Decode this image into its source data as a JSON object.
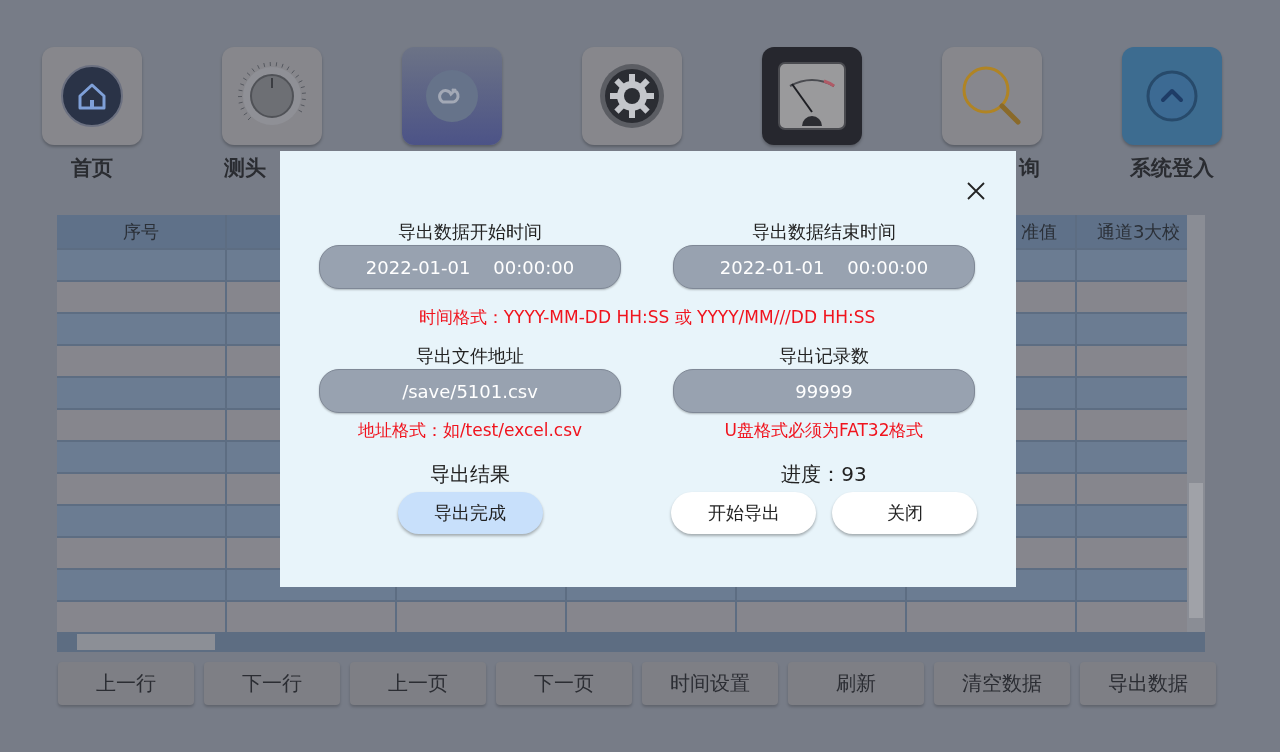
{
  "nav": [
    {
      "kind": "home",
      "label": "首页"
    },
    {
      "kind": "knob",
      "label": "测头"
    },
    {
      "kind": "link"
    },
    {
      "kind": "gear"
    },
    {
      "kind": "meter"
    },
    {
      "kind": "search",
      "label": "询"
    },
    {
      "kind": "up",
      "label": "系统登入"
    }
  ],
  "table": {
    "columns": [
      {
        "label": "序号"
      },
      {},
      {},
      {},
      {},
      {
        "label": "准值"
      },
      {
        "label": "通道3大校"
      }
    ]
  },
  "buttons": [
    "上一行",
    "下一行",
    "上一页",
    "下一页",
    "时间设置",
    "刷新",
    "清空数据",
    "导出数据"
  ],
  "dialog": {
    "start_label": "导出数据开始时间",
    "start_value": "2022-01-01    00:00:00",
    "end_label": "导出数据结束时间",
    "end_value": "2022-01-01    00:00:00",
    "time_hint": "时间格式：YYYY-MM-DD HH:SS 或 YYYY/MM///DD HH:SS",
    "path_label": "导出文件地址",
    "path_value": "/save/5101.csv",
    "path_hint": "地址格式：如/test/excel.csv",
    "count_label": "导出记录数",
    "count_value": "99999",
    "count_hint": "U盘格式必须为FAT32格式",
    "result_label": "导出结果",
    "result_button": "导出完成",
    "progress": "进度：93",
    "start_button": "开始导出",
    "close_button": "关闭"
  }
}
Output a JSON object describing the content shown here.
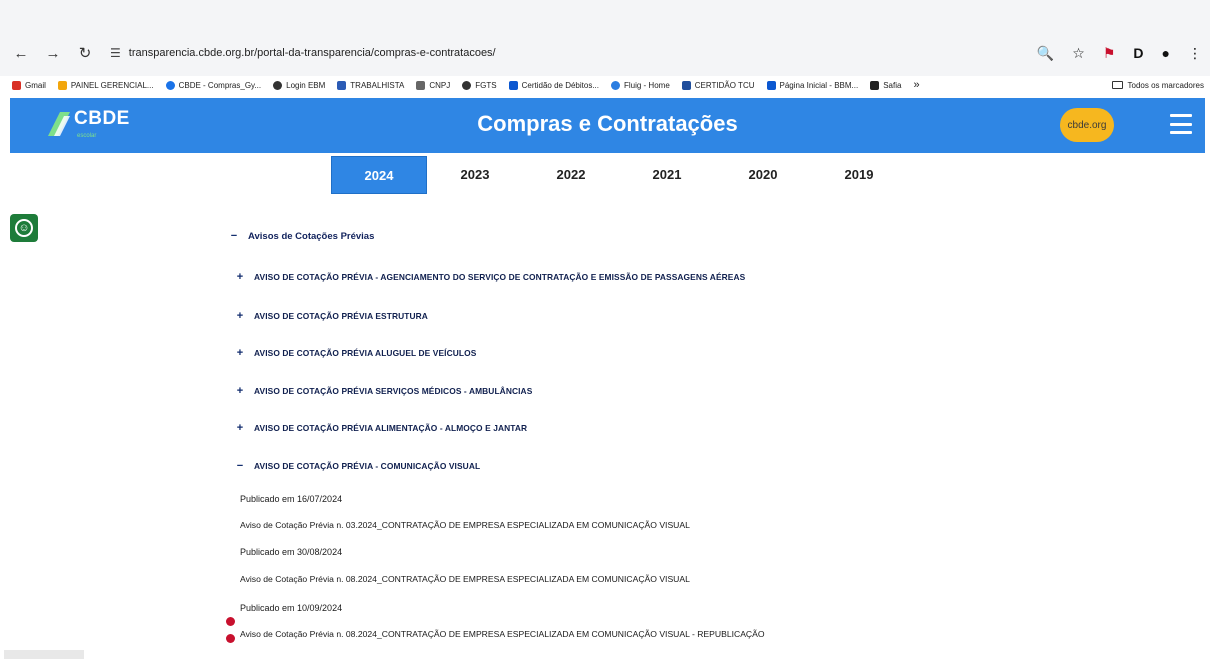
{
  "browser": {
    "url": "transparencia.cbde.org.br/portal-da-transparencia/compras-e-contratacoes/",
    "bookmarks": [
      {
        "label": "Gmail",
        "color": "#d93025"
      },
      {
        "label": "PAINEL GERENCIAL...",
        "color": "#f2a60c"
      },
      {
        "label": "CBDE - Compras_Gy...",
        "color": "#1a73e8"
      },
      {
        "label": "Login EBM",
        "color": "#333333"
      },
      {
        "label": "TRABALHISTA",
        "color": "#2b5bb5"
      },
      {
        "label": "CNPJ",
        "color": "#666666"
      },
      {
        "label": "FGTS",
        "color": "#333333"
      },
      {
        "label": "Certidão de Débitos...",
        "color": "#0b57d0"
      },
      {
        "label": "Fluig - Home",
        "color": "#2a7de1"
      },
      {
        "label": "CERTIDÃO TCU",
        "color": "#1f4e9c"
      },
      {
        "label": "Página Inicial - BBM...",
        "color": "#0b57d0"
      },
      {
        "label": "Safia",
        "color": "#222222"
      }
    ],
    "bookmarks_overflow": "»",
    "all_bookmarks": "Todos os marcadores"
  },
  "header": {
    "logo": "CBDE",
    "logo_sub": "escolar",
    "title": "Compras e Contratações",
    "site_button": "cbde.org"
  },
  "years": [
    "2024",
    "2023",
    "2022",
    "2021",
    "2020",
    "2019"
  ],
  "active_year": "2024",
  "category": {
    "sign": "−",
    "title": "Avisos de Cotações Prévias"
  },
  "items": [
    {
      "sign": "+",
      "label": "AVISO DE COTAÇÃO PRÉVIA - AGENCIAMENTO DO SERVIÇO DE CONTRATAÇÃO E EMISSÃO DE PASSAGENS AÉREAS"
    },
    {
      "sign": "+",
      "label": "AVISO DE COTAÇÃO PRÉVIA ESTRUTURA"
    },
    {
      "sign": "+",
      "label": "AVISO DE COTAÇÃO PRÉVIA ALUGUEL DE VEÍCULOS"
    },
    {
      "sign": "+",
      "label": "AVISO DE COTAÇÃO PRÉVIA SERVIÇOS MÉDICOS - AMBULÂNCIAS"
    },
    {
      "sign": "+",
      "label": "AVISO DE COTAÇÃO PRÉVIA ALIMENTAÇÃO - ALMOÇO E JANTAR"
    },
    {
      "sign": "−",
      "label": "AVISO DE COTAÇÃO PRÉVIA - COMUNICAÇÃO VISUAL"
    }
  ],
  "publications": [
    {
      "date": "Publicado em 16/07/2024",
      "doc": "Aviso de Cotação Prévia n. 03.2024_CONTRATAÇÃO DE EMPRESA ESPECIALIZADA EM COMUNICAÇÃO VISUAL"
    },
    {
      "date": "Publicado em 30/08/2024",
      "doc": "Aviso de Cotação Prévia n. 08.2024_CONTRATAÇÃO DE EMPRESA ESPECIALIZADA EM COMUNICAÇÃO VISUAL"
    },
    {
      "date": "Publicado em 10/09/2024",
      "doc": "Aviso de Cotação Prévia n. 08.2024_CONTRATAÇÃO DE EMPRESA ESPECIALIZADA EM COMUNICAÇÃO VISUAL - REPUBLICAÇÃO"
    }
  ]
}
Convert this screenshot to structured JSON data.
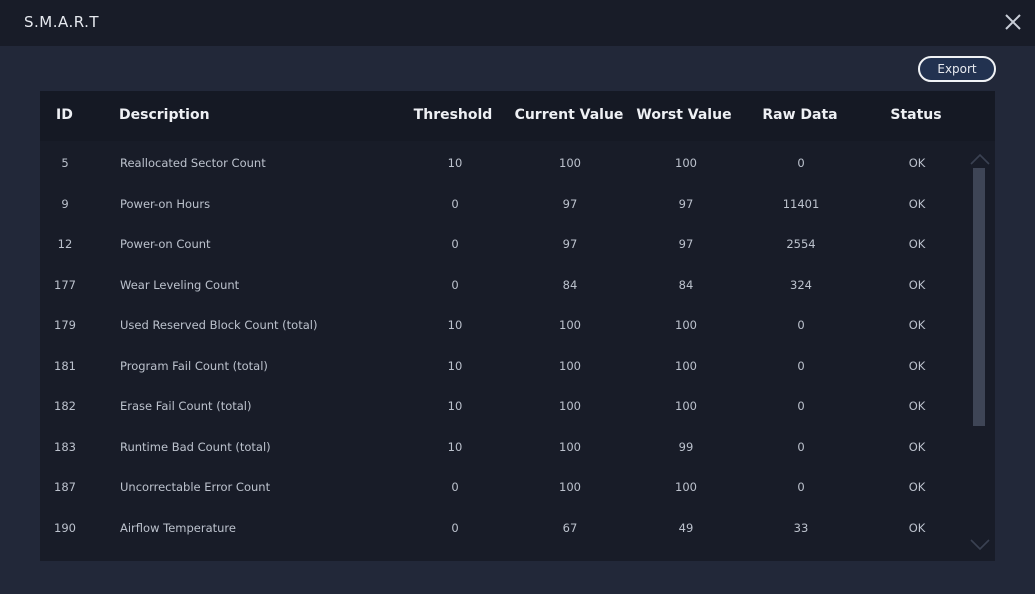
{
  "window": {
    "title": "S.M.A.R.T",
    "close_icon": "close-x-icon"
  },
  "toolbar": {
    "export_label": "Export"
  },
  "table": {
    "columns": [
      "ID",
      "Description",
      "Threshold",
      "Current Value",
      "Worst Value",
      "Raw Data",
      "Status"
    ],
    "rows": [
      {
        "id": "5",
        "description": "Reallocated Sector Count",
        "threshold": "10",
        "current": "100",
        "worst": "100",
        "raw": "0",
        "status": "OK"
      },
      {
        "id": "9",
        "description": "Power-on Hours",
        "threshold": "0",
        "current": "97",
        "worst": "97",
        "raw": "11401",
        "status": "OK"
      },
      {
        "id": "12",
        "description": "Power-on Count",
        "threshold": "0",
        "current": "97",
        "worst": "97",
        "raw": "2554",
        "status": "OK"
      },
      {
        "id": "177",
        "description": "Wear Leveling Count",
        "threshold": "0",
        "current": "84",
        "worst": "84",
        "raw": "324",
        "status": "OK"
      },
      {
        "id": "179",
        "description": "Used Reserved Block Count (total)",
        "threshold": "10",
        "current": "100",
        "worst": "100",
        "raw": "0",
        "status": "OK"
      },
      {
        "id": "181",
        "description": "Program Fail Count (total)",
        "threshold": "10",
        "current": "100",
        "worst": "100",
        "raw": "0",
        "status": "OK"
      },
      {
        "id": "182",
        "description": "Erase Fail Count (total)",
        "threshold": "10",
        "current": "100",
        "worst": "100",
        "raw": "0",
        "status": "OK"
      },
      {
        "id": "183",
        "description": "Runtime Bad Count (total)",
        "threshold": "10",
        "current": "100",
        "worst": "99",
        "raw": "0",
        "status": "OK"
      },
      {
        "id": "187",
        "description": "Uncorrectable Error Count",
        "threshold": "0",
        "current": "100",
        "worst": "100",
        "raw": "0",
        "status": "OK"
      },
      {
        "id": "190",
        "description": "Airflow Temperature",
        "threshold": "0",
        "current": "67",
        "worst": "49",
        "raw": "33",
        "status": "OK"
      }
    ]
  },
  "scrollbar": {
    "position_fraction": 0.0,
    "visible_fraction": 0.71
  },
  "colors": {
    "title_bg": "#181c28",
    "body_bg": "#222839",
    "panel_bg": "#181c28",
    "header_bg": "#151924",
    "export_bg": "#223250",
    "scroll_thumb": "#3e4556"
  }
}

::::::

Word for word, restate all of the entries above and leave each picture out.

Decode this image into its source data as a JSON object.
{
  "nav": [
    {
      "kind": "home",
      "label": "首页"
    },
    {
      "kind": "knob",
      "label": "测头"
    },
    {
      "kind": "link"
    },
    {
      "kind": "gear"
    },
    {
      "kind": "meter"
    },
    {
      "kind": "search",
      "label": "询"
    },
    {
      "kind": "up",
      "label": "系统登入"
    }
  ],
  "table": {
    "columns": [
      {
        "label": "序号"
      },
      {},
      {},
      {},
      {},
      {
        "label": "准值"
      },
      {
        "label": "通道3大校"
      }
    ]
  },
  "buttons": [
    "上一行",
    "下一行",
    "上一页",
    "下一页",
    "时间设置",
    "刷新",
    "清空数据",
    "导出数据"
  ],
  "dialog": {
    "start_label": "导出数据开始时间",
    "start_value": "2022-01-01    00:00:00",
    "end_label": "导出数据结束时间",
    "end_value": "2022-01-01    00:00:00",
    "time_hint": "时间格式：YYYY-MM-DD HH:SS 或 YYYY/MM///DD HH:SS",
    "path_label": "导出文件地址",
    "path_value": "/save/5101.csv",
    "path_hint": "地址格式：如/test/excel.csv",
    "count_label": "导出记录数",
    "count_value": "99999",
    "count_hint": "U盘格式必须为FAT32格式",
    "result_label": "导出结果",
    "result_button": "导出完成",
    "progress": "进度：93",
    "start_button": "开始导出",
    "close_button": "关闭"
  }
}
Output a JSON object describing the content shown here.
{
  "browser": {
    "url": "transparencia.cbde.org.br/portal-da-transparencia/compras-e-contratacoes/",
    "bookmarks": [
      {
        "label": "Gmail",
        "color": "#d93025"
      },
      {
        "label": "PAINEL GERENCIAL...",
        "color": "#f2a60c"
      },
      {
        "label": "CBDE - Compras_Gy...",
        "color": "#1a73e8"
      },
      {
        "label": "Login EBM",
        "color": "#333333"
      },
      {
        "label": "TRABALHISTA",
        "color": "#2b5bb5"
      },
      {
        "label": "CNPJ",
        "color": "#666666"
      },
      {
        "label": "FGTS",
        "color": "#333333"
      },
      {
        "label": "Certidão de Débitos...",
        "color": "#0b57d0"
      },
      {
        "label": "Fluig - Home",
        "color": "#2a7de1"
      },
      {
        "label": "CERTIDÃO TCU",
        "color": "#1f4e9c"
      },
      {
        "label": "Página Inicial - BBM...",
        "color": "#0b57d0"
      },
      {
        "label": "Safia",
        "color": "#222222"
      }
    ],
    "bookmarks_overflow": "»",
    "all_bookmarks": "Todos os marcadores"
  },
  "header": {
    "logo": "CBDE",
    "logo_sub": "escolar",
    "title": "Compras e Contratações",
    "site_button": "cbde.org"
  },
  "years": [
    "2024",
    "2023",
    "2022",
    "2021",
    "2020",
    "2019"
  ],
  "active_year": "2024",
  "category": {
    "sign": "−",
    "title": "Avisos de Cotações Prévias"
  },
  "items": [
    {
      "sign": "+",
      "label": "AVISO DE COTAÇÃO PRÉVIA - AGENCIAMENTO DO SERVIÇO DE CONTRATAÇÃO E EMISSÃO DE PASSAGENS AÉREAS"
    },
    {
      "sign": "+",
      "label": "AVISO DE COTAÇÃO PRÉVIA ESTRUTURA"
    },
    {
      "sign": "+",
      "label": "AVISO DE COTAÇÃO PRÉVIA ALUGUEL DE VEÍCULOS"
    },
    {
      "sign": "+",
      "label": "AVISO DE COTAÇÃO PRÉVIA SERVIÇOS MÉDICOS - AMBULÂNCIAS"
    },
    {
      "sign": "+",
      "label": "AVISO DE COTAÇÃO PRÉVIA ALIMENTAÇÃO - ALMOÇO E JANTAR"
    },
    {
      "sign": "−",
      "label": "AVISO DE COTAÇÃO PRÉVIA - COMUNICAÇÃO VISUAL"
    }
  ],
  "publications": [
    {
      "date": "Publicado em 16/07/2024",
      "doc": "Aviso de Cotação Prévia n. 03.2024_CONTRATAÇÃO DE EMPRESA ESPECIALIZADA EM COMUNICAÇÃO VISUAL"
    },
    {
      "date": "Publicado em 30/08/2024",
      "doc": "Aviso de Cotação Prévia n. 08.2024_CONTRATAÇÃO DE EMPRESA ESPECIALIZADA EM COMUNICAÇÃO VISUAL"
    },
    {
      "date": "Publicado em 10/09/2024",
      "doc": "Aviso de Cotação Prévia n. 08.2024_CONTRATAÇÃO DE EMPRESA ESPECIALIZADA EM COMUNICAÇÃO VISUAL - REPUBLICAÇÃO"
    }
  ]
}
Convert this screenshot to structured JSON data.
{
  "window": {
    "title": "S.M.A.R.T",
    "close_icon": "close-x-icon"
  },
  "toolbar": {
    "export_label": "Export"
  },
  "table": {
    "columns": [
      "ID",
      "Description",
      "Threshold",
      "Current Value",
      "Worst Value",
      "Raw Data",
      "Status"
    ],
    "rows": [
      {
        "id": "5",
        "description": "Reallocated Sector Count",
        "threshold": "10",
        "current": "100",
        "worst": "100",
        "raw": "0",
        "status": "OK"
      },
      {
        "id": "9",
        "description": "Power-on Hours",
        "threshold": "0",
        "current": "97",
        "worst": "97",
        "raw": "11401",
        "status": "OK"
      },
      {
        "id": "12",
        "description": "Power-on Count",
        "threshold": "0",
        "current": "97",
        "worst": "97",
        "raw": "2554",
        "status": "OK"
      },
      {
        "id": "177",
        "description": "Wear Leveling Count",
        "threshold": "0",
        "current": "84",
        "worst": "84",
        "raw": "324",
        "status": "OK"
      },
      {
        "id": "179",
        "description": "Used Reserved Block Count (total)",
        "threshold": "10",
        "current": "100",
        "worst": "100",
        "raw": "0",
        "status": "OK"
      },
      {
        "id": "181",
        "description": "Program Fail Count (total)",
        "threshold": "10",
        "current": "100",
        "worst": "100",
        "raw": "0",
        "status": "OK"
      },
      {
        "id": "182",
        "description": "Erase Fail Count (total)",
        "threshold": "10",
        "current": "100",
        "worst": "100",
        "raw": "0",
        "status": "OK"
      },
      {
        "id": "183",
        "description": "Runtime Bad Count (total)",
        "threshold": "10",
        "current": "100",
        "worst": "99",
        "raw": "0",
        "status": "OK"
      },
      {
        "id": "187",
        "description": "Uncorrectable Error Count",
        "threshold": "0",
        "current": "100",
        "worst": "100",
        "raw": "0",
        "status": "OK"
      },
      {
        "id": "190",
        "description": "Airflow Temperature",
        "threshold": "0",
        "current": "67",
        "worst": "49",
        "raw": "33",
        "status": "OK"
      }
    ]
  },
  "scrollbar": {
    "position_fraction": 0.0,
    "visible_fraction": 0.71
  },
  "colors": {
    "title_bg": "#181c28",
    "body_bg": "#222839",
    "panel_bg": "#181c28",
    "header_bg": "#151924",
    "export_bg": "#223250",
    "scroll_thumb": "#3e4556"
  }
}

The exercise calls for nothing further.